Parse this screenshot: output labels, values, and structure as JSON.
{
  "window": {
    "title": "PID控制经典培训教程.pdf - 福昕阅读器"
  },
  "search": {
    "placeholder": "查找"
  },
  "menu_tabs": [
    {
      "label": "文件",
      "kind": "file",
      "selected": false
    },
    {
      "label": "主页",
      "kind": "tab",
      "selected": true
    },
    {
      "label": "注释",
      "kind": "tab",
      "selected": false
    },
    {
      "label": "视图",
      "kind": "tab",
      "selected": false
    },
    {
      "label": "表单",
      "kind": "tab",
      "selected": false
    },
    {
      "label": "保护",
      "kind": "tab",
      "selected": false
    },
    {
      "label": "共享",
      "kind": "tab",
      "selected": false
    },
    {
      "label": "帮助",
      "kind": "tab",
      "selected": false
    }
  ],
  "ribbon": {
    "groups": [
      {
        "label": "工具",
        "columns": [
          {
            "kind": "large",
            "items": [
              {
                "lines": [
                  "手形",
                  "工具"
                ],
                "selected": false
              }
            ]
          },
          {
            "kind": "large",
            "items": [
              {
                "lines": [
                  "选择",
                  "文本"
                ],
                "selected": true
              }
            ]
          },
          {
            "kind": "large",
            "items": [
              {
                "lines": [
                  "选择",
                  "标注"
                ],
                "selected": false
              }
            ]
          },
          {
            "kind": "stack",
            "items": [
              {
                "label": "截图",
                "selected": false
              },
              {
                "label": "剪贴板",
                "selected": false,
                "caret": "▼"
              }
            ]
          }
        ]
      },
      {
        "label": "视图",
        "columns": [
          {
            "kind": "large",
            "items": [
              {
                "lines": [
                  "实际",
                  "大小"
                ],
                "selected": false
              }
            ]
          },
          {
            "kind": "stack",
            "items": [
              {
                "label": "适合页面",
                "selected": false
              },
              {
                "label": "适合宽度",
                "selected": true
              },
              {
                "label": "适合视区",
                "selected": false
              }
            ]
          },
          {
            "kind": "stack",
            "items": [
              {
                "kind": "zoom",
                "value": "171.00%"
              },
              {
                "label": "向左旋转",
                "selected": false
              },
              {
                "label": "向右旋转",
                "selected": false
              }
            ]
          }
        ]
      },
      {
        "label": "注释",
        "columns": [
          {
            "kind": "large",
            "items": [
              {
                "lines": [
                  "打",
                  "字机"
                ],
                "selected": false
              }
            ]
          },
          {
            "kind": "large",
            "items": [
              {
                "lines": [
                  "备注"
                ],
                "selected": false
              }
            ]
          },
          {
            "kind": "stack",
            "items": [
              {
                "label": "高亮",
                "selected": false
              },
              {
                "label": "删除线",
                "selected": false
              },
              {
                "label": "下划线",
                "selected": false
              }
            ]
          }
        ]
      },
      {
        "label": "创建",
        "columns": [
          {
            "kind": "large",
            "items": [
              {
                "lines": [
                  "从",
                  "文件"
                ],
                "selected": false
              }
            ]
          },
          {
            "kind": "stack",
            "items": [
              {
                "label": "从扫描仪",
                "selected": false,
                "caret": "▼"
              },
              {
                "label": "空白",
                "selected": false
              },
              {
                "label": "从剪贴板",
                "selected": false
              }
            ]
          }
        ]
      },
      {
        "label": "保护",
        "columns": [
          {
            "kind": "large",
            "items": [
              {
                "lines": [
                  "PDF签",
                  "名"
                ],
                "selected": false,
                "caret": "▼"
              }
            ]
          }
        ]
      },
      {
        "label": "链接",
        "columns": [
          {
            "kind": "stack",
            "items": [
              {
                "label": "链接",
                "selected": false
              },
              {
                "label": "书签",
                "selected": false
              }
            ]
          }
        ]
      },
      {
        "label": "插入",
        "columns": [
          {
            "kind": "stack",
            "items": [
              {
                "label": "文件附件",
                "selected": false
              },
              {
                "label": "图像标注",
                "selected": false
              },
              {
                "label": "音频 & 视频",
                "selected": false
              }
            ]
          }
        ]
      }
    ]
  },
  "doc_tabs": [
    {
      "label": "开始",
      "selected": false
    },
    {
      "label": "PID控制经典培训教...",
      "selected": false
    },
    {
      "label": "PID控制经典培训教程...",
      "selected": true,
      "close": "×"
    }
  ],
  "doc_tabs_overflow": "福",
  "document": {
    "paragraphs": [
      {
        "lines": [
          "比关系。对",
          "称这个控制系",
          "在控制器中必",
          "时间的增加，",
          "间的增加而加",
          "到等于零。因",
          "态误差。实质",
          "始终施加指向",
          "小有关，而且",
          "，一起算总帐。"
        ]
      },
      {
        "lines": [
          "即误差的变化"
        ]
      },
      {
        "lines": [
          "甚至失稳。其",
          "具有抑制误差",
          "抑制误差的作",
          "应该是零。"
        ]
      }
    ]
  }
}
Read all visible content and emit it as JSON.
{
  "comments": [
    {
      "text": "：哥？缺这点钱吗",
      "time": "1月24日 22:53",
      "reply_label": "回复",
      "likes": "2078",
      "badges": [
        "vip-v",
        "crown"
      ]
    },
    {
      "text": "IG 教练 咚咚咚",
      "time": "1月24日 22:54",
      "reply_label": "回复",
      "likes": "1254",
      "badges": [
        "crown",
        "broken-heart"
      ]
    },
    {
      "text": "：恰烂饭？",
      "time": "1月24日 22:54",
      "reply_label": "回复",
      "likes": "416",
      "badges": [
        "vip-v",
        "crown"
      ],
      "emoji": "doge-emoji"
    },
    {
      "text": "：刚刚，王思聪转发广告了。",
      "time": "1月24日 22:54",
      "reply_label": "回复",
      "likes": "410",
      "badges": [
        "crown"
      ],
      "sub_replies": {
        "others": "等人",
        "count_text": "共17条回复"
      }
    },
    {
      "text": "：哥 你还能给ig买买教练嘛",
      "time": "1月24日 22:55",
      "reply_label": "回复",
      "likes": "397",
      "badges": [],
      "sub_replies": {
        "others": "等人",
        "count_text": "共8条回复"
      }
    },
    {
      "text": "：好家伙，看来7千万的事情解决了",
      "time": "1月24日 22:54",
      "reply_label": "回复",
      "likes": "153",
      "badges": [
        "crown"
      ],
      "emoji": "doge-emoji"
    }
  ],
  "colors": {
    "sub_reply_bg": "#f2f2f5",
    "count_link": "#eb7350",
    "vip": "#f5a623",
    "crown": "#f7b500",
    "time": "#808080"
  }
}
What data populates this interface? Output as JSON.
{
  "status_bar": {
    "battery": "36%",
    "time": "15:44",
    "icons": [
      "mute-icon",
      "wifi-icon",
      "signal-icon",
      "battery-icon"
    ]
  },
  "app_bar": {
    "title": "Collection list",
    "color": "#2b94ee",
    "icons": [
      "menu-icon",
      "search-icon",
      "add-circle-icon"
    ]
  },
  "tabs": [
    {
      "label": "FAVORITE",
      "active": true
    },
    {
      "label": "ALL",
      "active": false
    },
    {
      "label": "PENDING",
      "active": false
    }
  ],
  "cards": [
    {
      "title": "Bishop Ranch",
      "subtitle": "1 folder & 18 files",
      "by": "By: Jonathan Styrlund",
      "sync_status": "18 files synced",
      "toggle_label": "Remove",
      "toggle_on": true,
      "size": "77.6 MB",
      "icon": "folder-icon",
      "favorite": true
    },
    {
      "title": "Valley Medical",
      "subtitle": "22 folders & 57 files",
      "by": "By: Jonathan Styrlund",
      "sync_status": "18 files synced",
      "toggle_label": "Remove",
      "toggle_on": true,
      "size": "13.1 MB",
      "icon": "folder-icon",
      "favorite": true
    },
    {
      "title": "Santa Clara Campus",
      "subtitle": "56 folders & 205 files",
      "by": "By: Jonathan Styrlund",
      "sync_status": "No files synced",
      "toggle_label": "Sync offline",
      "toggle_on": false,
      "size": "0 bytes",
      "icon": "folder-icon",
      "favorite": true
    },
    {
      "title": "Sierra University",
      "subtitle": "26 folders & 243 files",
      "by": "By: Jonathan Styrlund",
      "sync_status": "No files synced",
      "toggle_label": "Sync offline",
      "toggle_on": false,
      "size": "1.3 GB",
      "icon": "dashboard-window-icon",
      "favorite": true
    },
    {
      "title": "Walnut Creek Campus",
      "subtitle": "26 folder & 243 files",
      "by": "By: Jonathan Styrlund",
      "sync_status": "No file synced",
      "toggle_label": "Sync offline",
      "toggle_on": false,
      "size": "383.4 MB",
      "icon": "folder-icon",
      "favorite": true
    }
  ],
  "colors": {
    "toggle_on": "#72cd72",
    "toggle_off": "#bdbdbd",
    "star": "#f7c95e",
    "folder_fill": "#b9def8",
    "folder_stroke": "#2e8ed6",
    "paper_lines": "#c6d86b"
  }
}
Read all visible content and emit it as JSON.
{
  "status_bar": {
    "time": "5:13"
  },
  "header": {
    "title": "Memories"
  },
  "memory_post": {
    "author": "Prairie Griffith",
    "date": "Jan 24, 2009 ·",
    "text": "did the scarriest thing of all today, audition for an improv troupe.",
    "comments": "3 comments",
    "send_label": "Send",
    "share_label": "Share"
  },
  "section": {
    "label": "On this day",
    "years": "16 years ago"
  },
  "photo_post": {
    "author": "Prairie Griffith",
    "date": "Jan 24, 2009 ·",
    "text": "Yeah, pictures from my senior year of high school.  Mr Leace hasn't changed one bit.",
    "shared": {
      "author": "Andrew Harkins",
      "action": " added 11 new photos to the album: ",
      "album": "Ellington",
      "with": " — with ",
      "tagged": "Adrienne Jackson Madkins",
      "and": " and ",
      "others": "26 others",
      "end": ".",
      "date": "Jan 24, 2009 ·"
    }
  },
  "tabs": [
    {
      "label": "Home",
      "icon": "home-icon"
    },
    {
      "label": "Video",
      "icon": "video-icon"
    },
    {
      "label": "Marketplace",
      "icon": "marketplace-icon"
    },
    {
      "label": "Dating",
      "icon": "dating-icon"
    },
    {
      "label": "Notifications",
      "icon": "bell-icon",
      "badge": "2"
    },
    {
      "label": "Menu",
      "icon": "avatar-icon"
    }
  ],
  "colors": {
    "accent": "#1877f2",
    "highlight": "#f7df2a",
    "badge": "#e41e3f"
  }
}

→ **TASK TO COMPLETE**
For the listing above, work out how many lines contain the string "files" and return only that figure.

→ **ANSWER SECTION**
9